3. Medication Safety. There were several presentations in regard to the different classes of pharmaceutical agents used to treat type 2 diabetes, as well as a discussion of the basal insulins in relationship to the treatment of cancer. Both academic basic science researchers as well as academic pharmacists discussed the different classes. The thiazolidinediones (TZD's) continue to have troubling side effects (more specifically Rosiglitazone (Avandia) in relationship to cardiac issues) as well as Sitagliptin (Januvia) and the DPP4-inhibitors with pancreatitis. The statins (ie: Lipitor), considered a panacea for dyslipidemia, do indeed have side effects: liver and muscle problems that occur more frequently than originally thought.

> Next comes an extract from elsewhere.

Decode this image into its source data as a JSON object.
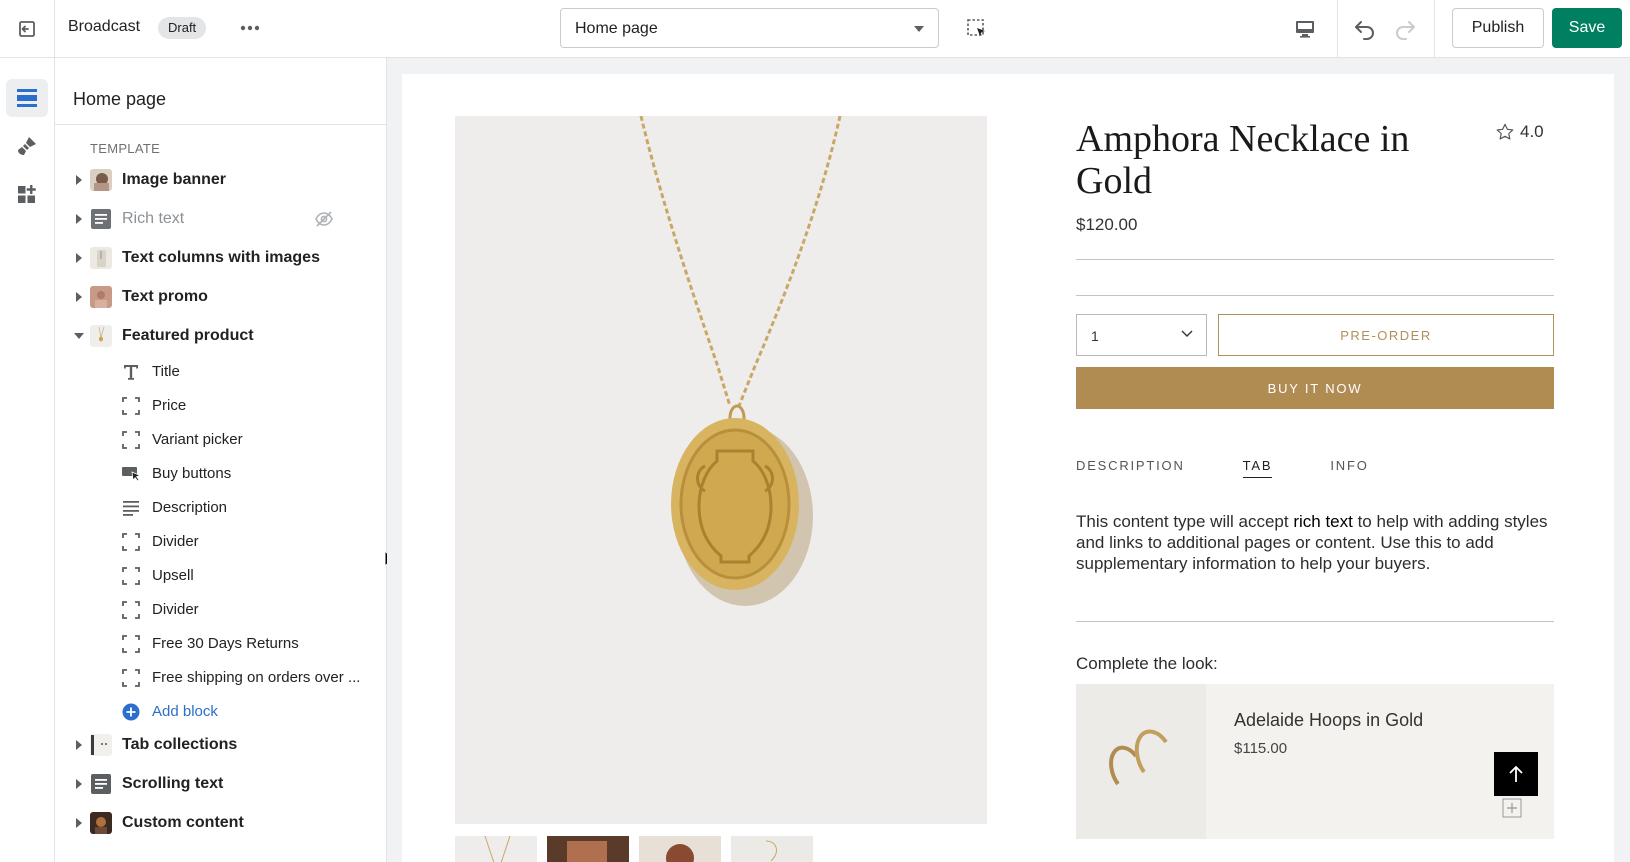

Another big concern is the correlation between the basal insulin, Glargine (Lantus), and cancer in patients with type 2 diabetes. These issues came into focus with the publications of papers in Diabetologia that demonstrated an association via meta-analyses, but did not prove that Glargine caused cancer. An excellent talk by an academician who does research in mice revealed that the link may be due to increased long-term endogenous insulin secretion secondary to insulin resistance seen in people with pre-diabetes and type 2 diabetes. (Endogenous insulin is insulin made by your body, not given by injection). This long-term endogenous insulin secretion, or hyperinsulinemia, has been shown to lead to breast cancer in mice, which may play a role in humans as well. Of course, more research will be required in humans to prove this association. However, it was very reassuring for those healthcare providers that use large amounts of basal insulins, such as Glargine and Determir(Levemirâ) in both type 1 and type 2 diabetes. Probiotics and additives also were discussed in relationship to type 2 diabetes- such as Cinnamon and other products. Several demonstrated positive associations in lowering blood sugars postprandially. However, no probiotic or additive cured either type 1 or type 2 diabetes. For more information, consult the ADA website.

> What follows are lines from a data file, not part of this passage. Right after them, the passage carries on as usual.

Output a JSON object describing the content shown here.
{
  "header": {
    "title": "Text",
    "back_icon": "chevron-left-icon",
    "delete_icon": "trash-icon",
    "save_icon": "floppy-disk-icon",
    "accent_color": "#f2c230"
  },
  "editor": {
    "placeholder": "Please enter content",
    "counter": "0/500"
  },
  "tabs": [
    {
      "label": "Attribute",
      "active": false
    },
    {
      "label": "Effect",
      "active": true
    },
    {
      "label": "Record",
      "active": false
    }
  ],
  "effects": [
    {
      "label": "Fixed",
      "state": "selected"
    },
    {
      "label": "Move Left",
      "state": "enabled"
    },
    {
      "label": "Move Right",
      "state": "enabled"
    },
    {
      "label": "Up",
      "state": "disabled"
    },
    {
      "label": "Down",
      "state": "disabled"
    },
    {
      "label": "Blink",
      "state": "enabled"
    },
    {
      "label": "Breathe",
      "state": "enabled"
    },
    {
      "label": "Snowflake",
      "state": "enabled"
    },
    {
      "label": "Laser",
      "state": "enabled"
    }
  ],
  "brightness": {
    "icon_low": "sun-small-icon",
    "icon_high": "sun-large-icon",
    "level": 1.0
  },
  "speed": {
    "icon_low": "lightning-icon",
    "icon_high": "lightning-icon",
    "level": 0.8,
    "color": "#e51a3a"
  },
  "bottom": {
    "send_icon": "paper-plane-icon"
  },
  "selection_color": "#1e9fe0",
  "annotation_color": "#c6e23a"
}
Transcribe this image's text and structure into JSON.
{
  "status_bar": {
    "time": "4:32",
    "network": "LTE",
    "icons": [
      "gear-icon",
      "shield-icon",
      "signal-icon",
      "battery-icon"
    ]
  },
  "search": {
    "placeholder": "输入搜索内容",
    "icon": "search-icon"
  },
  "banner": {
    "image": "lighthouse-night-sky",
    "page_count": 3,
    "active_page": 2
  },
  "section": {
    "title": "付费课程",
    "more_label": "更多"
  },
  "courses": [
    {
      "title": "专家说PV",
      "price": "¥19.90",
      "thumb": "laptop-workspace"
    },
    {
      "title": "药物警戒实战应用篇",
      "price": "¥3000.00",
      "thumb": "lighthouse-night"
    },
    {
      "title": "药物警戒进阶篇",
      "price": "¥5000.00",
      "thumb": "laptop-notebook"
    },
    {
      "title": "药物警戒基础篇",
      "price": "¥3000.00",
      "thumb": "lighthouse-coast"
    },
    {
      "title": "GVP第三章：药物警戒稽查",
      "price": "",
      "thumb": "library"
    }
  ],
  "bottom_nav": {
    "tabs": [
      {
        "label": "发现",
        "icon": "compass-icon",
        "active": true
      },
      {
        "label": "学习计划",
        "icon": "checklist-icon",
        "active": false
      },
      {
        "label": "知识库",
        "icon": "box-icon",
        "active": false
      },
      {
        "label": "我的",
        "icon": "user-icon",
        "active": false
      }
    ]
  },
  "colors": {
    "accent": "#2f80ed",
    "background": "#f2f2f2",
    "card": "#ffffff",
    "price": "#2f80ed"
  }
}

3. The artificial pancreas: Where are we? As a pediatric diabetologist, my interest in this area is enormous. Dr. Aaron Kowalski, a researcher associated with JDRF, discussed the status of the artificial pancreas. Progress is happening; but it is slow. The algorithms for both hyperglycemia and hypoglycemia have been formulated but not put into general practice as yet in the United States. The Medtronic Minimed pump, Veo, is available in Europe but the FDA has yet to approve it for sale in the United States. The Veo shuts off for a certain length of time if the associated continuous glucose sensor notes hypoglycemia. (For more details, see Ann Bartlett's blog). Journal articles have demonstrated improved glycemic control with the use of the continuous glucose monitoring systems in all age groups (when used properly). The key to remember, however, that the sensors do not replace, at present, blood glucose monitoring, as they only measure glucose and document trends in the interstitial fluid. (A cute quote from Dr. Kowalski was "an interstitial frame of mind," as opposed to a "New York state of mind" in reference to measuring blood versus interstitial glucose). JDRF appears to have broadened its approach to type 1 diabetes as well. They are focusing on methods to improve care in people with diabetes now, as well as the cure. I believe this makes an enormous amount of sense.
In summary, the conference served to reinforce the need to prevent the development of T2DM and develop behavioral strategies to do so (not an easy task) and update diabetes healthcare professionals about the medical and behavioral tools to treat diabetes and related conditions.